>>>
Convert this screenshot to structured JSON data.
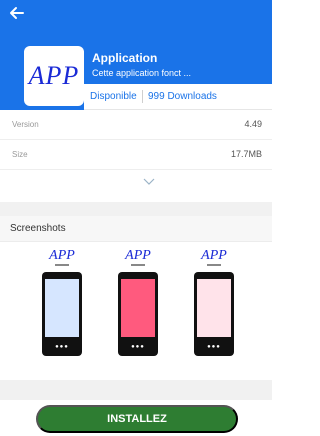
{
  "header": {
    "back_icon": "arrow-left-icon",
    "app_icon_text": "APP",
    "app_name": "Application",
    "app_description": "Cette application fonct ..."
  },
  "meta": {
    "availability": "Disponible",
    "downloads": "999 Downloads"
  },
  "info": {
    "rows": [
      {
        "key": "Version",
        "value": "4.49"
      },
      {
        "key": "Size",
        "value": "17.7MB"
      }
    ],
    "expand_icon": "chevron-down-icon"
  },
  "screenshots": {
    "title": "Screenshots",
    "items": [
      {
        "label": "APP",
        "screen_color": "#d6e6ff"
      },
      {
        "label": "APP",
        "screen_color": "#ff5a7e"
      },
      {
        "label": "APP",
        "screen_color": "#ffe3ea"
      }
    ]
  },
  "install_button": {
    "label": "INSTALLEZ",
    "color": "#2e7d32"
  },
  "colors": {
    "primary": "#1a73e8"
  }
}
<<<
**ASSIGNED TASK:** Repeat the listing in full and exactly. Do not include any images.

**RESPONSE AREA:**
Convert this screenshot to structured JSON data.
{
  "header": {
    "back_icon": "arrow-left-icon",
    "app_icon_text": "APP",
    "app_name": "Application",
    "app_description": "Cette application fonct ..."
  },
  "meta": {
    "availability": "Disponible",
    "downloads": "999 Downloads"
  },
  "info": {
    "rows": [
      {
        "key": "Version",
        "value": "4.49"
      },
      {
        "key": "Size",
        "value": "17.7MB"
      }
    ],
    "expand_icon": "chevron-down-icon"
  },
  "screenshots": {
    "title": "Screenshots",
    "items": [
      {
        "label": "APP",
        "screen_color": "#d6e6ff"
      },
      {
        "label": "APP",
        "screen_color": "#ff5a7e"
      },
      {
        "label": "APP",
        "screen_color": "#ffe3ea"
      }
    ]
  },
  "install_button": {
    "label": "INSTALLEZ",
    "color": "#2e7d32"
  },
  "colors": {
    "primary": "#1a73e8"
  }
}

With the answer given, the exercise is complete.